*Work request*.
Go through the listing beneath and show each line containing the string "label".

*Listed records*.
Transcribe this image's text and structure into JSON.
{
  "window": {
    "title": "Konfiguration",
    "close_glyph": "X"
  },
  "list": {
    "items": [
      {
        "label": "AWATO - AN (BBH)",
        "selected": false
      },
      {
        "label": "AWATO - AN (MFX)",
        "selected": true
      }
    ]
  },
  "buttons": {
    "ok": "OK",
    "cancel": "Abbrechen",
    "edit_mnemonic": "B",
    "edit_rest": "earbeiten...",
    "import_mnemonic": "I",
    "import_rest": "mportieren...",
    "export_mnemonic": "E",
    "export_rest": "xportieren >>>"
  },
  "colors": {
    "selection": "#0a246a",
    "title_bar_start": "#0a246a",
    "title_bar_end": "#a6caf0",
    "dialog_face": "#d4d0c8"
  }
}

*Solution*.
        "label": "AWATO - AN (BBH)",
        "label": "AWATO - AN (MFX)",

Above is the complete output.